The personal assets framework suggests that dynamic elements of (a) personal engagement in activities, (b) quality social dynamics, and (c) appropriate settings will influence an athlete’s long-term outcomes of performance, personal development, and continued participation in sport. The aim of the present study was to conduct a case study of a Norwegian age-restricted team that was successful in promoting participation, performance, and positive development for individual participants and to investigate how the dynamic elements of activities, social dynamics, and settings have led to these long-term outcomes. The results indicated that the case is a best-practice example of successful attainment of personal development and long-term participation and performance through appropriate structure and application of the dynamic elements within the personal assets framework, including enjoyable peer-led play activities and quality practice, quality relationships with teammates and coaches, and access to facilities.

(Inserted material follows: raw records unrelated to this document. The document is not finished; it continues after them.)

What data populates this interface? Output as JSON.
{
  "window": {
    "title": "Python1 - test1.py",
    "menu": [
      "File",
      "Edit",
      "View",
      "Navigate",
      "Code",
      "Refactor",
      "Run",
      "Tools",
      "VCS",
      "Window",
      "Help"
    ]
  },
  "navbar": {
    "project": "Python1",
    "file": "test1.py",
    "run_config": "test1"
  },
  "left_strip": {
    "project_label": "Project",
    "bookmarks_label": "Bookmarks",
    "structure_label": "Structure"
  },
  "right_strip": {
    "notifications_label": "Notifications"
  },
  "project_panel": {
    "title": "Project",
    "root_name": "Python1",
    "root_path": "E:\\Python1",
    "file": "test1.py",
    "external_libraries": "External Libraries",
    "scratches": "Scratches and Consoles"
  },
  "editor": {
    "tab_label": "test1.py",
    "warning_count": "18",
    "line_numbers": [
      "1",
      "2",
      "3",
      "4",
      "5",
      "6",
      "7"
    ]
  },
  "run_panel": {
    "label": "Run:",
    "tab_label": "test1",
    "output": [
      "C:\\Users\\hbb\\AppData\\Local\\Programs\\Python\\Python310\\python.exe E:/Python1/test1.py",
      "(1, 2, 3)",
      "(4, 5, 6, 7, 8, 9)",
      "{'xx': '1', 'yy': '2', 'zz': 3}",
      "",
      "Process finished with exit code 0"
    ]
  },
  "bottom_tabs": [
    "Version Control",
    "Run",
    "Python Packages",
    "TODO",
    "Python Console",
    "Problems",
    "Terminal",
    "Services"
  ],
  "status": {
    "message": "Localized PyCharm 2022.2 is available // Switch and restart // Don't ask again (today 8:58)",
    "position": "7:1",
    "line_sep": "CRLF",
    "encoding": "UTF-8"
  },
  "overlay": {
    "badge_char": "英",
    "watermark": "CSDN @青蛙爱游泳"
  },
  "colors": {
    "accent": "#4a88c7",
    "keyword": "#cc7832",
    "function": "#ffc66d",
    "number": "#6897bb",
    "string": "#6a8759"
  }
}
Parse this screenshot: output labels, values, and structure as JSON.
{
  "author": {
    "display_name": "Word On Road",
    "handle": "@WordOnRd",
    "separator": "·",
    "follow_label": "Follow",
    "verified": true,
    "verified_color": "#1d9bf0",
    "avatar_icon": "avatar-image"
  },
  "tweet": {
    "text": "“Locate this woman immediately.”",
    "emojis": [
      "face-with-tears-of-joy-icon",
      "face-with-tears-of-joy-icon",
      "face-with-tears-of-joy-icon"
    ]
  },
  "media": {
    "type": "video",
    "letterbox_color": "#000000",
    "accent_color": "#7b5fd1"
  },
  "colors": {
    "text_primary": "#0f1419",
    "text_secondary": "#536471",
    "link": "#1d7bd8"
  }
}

Martin K. Erikstad, Bjørn Tore Johansen, Marius Johnsen, Tommy Haugen, and Jean Côté
Jonathan R. Males, John H. Kerr, and Joanne Hudson
This case study examines the personal experiences of an elite athlete, coach, and sport psychology consultant (SPC) during the athlete’s preparation and performance in a recent Olympic Games. The qualitative research details how the consultancy process was affected by the athlete’s late admission of the deteriorating relationship with his coach. The concepts of closeness, commitment, complementarity, and co-orientation provided a theoretical perspective to the SPC’s interpretation of athlete performance and the interpersonal conflict that developed between athlete and coach. The basic performance demand model provided an applied perspective. The SPC’s commentary adopts a reflexive discursive style that also focuses on the SPC’s role in the consultancy process and the effectiveness of the performance demand model materials. Five important recommendations arise from the case study, and these might inform other SPCs’ future athlete–coach consultancies and interventions.
Consulting issues that confront applied sport psychology personnel in gaining entry to working with athletic teams on a long-term basis are discussed. Barriers to entry are examined at the onset and it is emphasized that these obstacles must be overcome by all consultants. Strategies for overcoming such barriers include establishing respect and trust of key athletic personnel, gaining the head coach’s respect, knowing the sport, becoming knowledgeable of the coach’s orientation and team dynamics, gaining support at all levels of the organization, clarifying services to be provided, and making presentations to coaching staffs and athletes. Additional guidelines are discussed in an effort to better clarify the role of the applied sport psychology consultant. These include clarifying one’s own consulting needs, maintaining confidentiality, the need for open and honest communication, support demonstrated by coaches, and collecting research data while consulting.